ISLAMABAD -- The impending withdrawal of U.S.-led NATO combat troops from Afghanistan is raising worries next door in Pakistan, where a growing number of experts are warning that the forces departure could reinvigorate a domestic insurgency that Pakistans military is barely keeping at bay.
As President Barack Obama winds down U.S. involvement in the war, the Pakistani commentators argue that NATOs withdrawal will embolden Pakistani militants, perhaps creating a territorial vacuum that will enable the militants to set up bases in Afghanistan from which they could launch operations in Pakistan.
The fears reflect uncertainty about the stability of nuclear-armed Pakistan, a vital if deeply troublesome U.S. ally in the region. In recent months, against the backdrop of a seven-month freeze in relations between Islamabad and Washington, the experts are challenging a long-dominant narrative here that blames the U.S. military presence in Afghanistan for Pakistans insurgency.
The first to express the changing perception was Ayaz Amir, Pakistans leading English-language columnist and an opposition member of Parliament, who wrote in March in The News International: Those who think that the American presence is the sole cause of militancy are living in a world of their own. . . . Our nightmare will not end. With the American withdrawal, another phase of it, perhaps a more dangerous one, will begin.
Since then, other commentators have followed suit as 150,000 Pakistani counter-terrorism forces have struggled to keep a lid on domestic militant groups such as the Pakistani Taliban, an organization thats separate from but allied with the Taliban in Afghanistan.
Already, Pakistani Taliban groups the military evicted in 2009 from the Bajaur and Mohmand tribal areas and the district of Swat have relocated to the neighboring Afghan provinces of Kunar and Nurestan, from which they frequently send raiding parties to attack paramilitary installations, blow up schools and kidnap residents in Pakistan. They also broadcast messages via an FM radio station.
Its a striking mirror image of the Afghan Talibans use of havens in Pakistans tribal areas to wage war against coalition forces in Afghanistan, the commentators have noted.
The Pakistani military, convinced that the U.S. inevitably would abandon Afghanistan, has maintained covert relations with Afghan Taliban commanders based on its soil, figuring the policy will help position it as the arbiter of an eventual political solution in Afghanistan, the commentators said.
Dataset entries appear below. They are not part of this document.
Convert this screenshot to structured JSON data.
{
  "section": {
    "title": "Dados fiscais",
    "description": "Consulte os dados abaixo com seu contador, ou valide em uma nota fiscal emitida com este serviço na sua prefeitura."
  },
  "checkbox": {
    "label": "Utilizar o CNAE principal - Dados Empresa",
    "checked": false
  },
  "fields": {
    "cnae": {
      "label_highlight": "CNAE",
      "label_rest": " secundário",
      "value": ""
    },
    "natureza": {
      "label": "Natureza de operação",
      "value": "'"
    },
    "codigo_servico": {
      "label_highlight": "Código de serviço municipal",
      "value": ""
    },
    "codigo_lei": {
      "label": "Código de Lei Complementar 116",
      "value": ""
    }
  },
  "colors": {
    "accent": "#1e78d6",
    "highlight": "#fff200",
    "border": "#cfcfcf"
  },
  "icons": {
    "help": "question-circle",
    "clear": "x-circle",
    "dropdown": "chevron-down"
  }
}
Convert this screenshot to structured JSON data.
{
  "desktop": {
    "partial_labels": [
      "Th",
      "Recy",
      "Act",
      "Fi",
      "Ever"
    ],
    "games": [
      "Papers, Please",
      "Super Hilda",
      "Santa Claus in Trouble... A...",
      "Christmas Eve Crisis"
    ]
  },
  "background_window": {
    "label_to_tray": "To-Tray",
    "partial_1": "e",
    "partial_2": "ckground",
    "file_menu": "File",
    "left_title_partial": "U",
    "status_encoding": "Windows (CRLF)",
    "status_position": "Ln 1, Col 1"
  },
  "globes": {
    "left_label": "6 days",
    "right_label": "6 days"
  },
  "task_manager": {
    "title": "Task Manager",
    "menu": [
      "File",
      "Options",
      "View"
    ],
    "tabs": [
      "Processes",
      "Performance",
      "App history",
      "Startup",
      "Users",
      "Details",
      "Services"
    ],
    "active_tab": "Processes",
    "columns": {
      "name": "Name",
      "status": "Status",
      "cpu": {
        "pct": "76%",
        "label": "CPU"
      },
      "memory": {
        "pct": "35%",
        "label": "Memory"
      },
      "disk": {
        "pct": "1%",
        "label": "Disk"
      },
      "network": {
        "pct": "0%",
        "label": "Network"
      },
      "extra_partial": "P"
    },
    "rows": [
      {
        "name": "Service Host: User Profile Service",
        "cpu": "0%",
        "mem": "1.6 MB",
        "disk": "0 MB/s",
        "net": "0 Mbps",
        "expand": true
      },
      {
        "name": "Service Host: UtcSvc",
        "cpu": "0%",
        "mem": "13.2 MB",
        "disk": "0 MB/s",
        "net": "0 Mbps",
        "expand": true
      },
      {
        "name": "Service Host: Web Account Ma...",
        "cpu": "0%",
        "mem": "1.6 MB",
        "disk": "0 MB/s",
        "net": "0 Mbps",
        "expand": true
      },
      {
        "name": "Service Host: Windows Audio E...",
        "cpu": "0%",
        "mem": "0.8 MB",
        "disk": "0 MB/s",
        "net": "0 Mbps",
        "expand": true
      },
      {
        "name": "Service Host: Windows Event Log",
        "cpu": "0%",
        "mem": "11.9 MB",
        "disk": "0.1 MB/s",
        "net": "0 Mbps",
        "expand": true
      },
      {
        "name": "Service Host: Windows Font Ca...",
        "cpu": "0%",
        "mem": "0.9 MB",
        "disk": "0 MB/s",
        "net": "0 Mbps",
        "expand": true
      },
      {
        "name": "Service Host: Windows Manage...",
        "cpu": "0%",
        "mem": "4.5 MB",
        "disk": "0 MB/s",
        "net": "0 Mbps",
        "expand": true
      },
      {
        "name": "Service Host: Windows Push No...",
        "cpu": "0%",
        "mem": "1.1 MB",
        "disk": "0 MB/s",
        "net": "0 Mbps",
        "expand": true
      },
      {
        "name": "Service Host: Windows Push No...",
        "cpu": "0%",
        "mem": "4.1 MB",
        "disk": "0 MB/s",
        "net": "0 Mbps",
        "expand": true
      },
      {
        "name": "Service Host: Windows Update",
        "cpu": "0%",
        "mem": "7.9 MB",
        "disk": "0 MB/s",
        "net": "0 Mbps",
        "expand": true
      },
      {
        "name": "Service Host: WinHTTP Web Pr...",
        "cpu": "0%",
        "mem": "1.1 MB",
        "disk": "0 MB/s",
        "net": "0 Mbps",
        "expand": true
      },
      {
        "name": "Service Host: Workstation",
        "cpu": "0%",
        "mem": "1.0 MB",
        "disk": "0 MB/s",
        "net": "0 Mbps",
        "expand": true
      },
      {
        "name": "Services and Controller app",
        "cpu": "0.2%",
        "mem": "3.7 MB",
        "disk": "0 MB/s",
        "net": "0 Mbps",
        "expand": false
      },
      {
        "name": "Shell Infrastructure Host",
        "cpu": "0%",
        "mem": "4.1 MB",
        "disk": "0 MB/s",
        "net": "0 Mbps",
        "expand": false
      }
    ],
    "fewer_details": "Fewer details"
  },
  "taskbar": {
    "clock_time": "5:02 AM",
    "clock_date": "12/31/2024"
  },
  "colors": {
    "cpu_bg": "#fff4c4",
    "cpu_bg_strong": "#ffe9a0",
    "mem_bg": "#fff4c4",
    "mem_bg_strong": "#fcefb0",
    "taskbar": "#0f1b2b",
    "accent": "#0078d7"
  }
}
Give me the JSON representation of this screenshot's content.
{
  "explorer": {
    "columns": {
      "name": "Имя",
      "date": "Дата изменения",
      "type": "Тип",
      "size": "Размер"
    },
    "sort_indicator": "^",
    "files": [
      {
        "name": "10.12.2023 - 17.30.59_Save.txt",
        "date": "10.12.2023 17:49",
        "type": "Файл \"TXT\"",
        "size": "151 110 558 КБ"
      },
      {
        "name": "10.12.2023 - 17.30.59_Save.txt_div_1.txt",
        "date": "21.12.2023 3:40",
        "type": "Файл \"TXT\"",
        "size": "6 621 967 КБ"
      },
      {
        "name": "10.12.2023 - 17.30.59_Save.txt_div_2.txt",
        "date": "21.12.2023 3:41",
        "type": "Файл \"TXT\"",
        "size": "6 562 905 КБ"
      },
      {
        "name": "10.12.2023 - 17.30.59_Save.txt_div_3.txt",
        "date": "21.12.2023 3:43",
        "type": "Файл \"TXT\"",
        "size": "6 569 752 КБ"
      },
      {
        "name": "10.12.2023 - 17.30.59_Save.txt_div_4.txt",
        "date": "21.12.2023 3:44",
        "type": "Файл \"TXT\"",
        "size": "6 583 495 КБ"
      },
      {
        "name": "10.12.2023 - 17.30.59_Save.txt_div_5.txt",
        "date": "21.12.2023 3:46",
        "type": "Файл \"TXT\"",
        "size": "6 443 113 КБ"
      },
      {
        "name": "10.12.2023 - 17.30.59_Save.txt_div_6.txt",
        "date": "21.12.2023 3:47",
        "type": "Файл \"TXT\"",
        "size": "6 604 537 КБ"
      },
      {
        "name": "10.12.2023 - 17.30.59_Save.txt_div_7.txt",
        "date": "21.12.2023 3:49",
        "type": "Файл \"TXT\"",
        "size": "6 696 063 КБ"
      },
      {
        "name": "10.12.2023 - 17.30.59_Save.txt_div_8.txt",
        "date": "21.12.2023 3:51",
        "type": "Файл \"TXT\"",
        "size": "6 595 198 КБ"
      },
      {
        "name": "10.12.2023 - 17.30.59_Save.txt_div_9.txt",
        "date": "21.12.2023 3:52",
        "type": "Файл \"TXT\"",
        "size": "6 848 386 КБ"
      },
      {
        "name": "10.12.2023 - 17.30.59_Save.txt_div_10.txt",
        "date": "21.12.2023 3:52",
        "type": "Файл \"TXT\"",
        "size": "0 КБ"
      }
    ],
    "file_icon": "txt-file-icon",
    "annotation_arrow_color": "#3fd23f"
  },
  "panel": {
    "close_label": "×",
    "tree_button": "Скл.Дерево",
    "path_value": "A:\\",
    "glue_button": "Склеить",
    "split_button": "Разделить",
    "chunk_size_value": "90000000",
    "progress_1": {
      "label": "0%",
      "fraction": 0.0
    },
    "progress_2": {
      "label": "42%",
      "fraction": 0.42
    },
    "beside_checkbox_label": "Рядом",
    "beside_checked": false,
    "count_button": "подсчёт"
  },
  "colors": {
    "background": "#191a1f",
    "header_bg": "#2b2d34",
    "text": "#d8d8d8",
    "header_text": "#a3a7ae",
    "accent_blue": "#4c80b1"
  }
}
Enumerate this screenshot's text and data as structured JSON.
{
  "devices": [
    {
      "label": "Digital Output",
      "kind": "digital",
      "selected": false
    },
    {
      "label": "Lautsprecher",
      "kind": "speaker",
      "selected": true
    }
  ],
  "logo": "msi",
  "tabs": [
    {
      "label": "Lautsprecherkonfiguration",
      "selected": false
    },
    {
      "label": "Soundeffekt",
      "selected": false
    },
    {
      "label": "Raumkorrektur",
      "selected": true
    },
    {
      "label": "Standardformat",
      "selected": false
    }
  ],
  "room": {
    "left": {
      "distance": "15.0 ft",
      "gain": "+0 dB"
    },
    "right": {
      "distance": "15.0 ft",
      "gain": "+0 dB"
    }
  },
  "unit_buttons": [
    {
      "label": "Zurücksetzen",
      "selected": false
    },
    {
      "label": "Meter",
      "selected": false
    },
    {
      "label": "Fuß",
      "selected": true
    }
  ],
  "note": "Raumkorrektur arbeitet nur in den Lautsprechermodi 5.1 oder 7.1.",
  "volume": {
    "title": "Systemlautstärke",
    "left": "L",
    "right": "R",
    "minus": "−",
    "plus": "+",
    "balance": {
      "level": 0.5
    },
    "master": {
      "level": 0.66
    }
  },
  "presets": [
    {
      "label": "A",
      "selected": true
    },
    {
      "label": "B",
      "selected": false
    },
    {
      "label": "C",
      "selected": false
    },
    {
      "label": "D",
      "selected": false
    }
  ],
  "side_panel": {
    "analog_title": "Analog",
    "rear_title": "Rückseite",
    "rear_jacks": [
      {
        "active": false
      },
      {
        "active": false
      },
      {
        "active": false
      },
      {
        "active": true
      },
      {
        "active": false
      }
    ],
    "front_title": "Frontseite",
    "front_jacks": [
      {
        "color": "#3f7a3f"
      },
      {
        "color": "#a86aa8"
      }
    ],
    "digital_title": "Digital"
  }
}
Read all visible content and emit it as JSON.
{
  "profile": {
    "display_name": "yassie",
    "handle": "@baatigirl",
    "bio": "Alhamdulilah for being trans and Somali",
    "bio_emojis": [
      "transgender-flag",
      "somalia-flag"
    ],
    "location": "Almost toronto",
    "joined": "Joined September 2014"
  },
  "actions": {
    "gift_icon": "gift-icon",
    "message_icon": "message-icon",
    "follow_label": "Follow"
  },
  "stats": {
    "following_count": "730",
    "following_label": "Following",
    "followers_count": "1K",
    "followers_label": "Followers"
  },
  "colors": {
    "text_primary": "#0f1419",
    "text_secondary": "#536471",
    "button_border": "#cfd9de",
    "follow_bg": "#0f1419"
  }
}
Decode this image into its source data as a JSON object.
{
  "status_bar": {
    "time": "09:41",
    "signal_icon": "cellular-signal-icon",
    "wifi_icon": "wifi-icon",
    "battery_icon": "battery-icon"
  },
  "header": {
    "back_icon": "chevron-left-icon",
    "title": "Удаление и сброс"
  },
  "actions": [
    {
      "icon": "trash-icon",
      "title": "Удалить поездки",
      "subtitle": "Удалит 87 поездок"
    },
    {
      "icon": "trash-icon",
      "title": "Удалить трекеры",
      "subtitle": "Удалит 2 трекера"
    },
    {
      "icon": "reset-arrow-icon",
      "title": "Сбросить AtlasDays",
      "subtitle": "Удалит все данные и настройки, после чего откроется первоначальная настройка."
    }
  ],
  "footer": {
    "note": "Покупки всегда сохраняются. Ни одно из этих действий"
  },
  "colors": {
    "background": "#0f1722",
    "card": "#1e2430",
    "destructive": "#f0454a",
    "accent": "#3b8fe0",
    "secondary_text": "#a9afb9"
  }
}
The double-dealing has earned the ire of the U.S. and its NATO partners, which have excluded Pakistan from tentative peace talks with the Taliban, and has encouraged Afghan President Hamid Karzai to seek closer ties with Pakistans blood rival, India.
In the final years of the U.S. combat presence in Afghanistan, commentators say a nightmare scenario is emerging for Pakistans strategic planners. Since the Taliban regime was overthrown in November 2001, the commentators have dreaded the prospect of a strong Afghan administration allied with India, leaving Pakistan with two hostile borders to defend.
Increasingly, theyre calling for a review of Pakistans policy on Afghanistan and its approach to relations with the U.S.
The policy has grabbed us by the throat . . . things cant continue like this, Najam Sethi, a newspaper editor, has said on the current-affairs program he hosts on Geo News, Pakistans most popular cable channel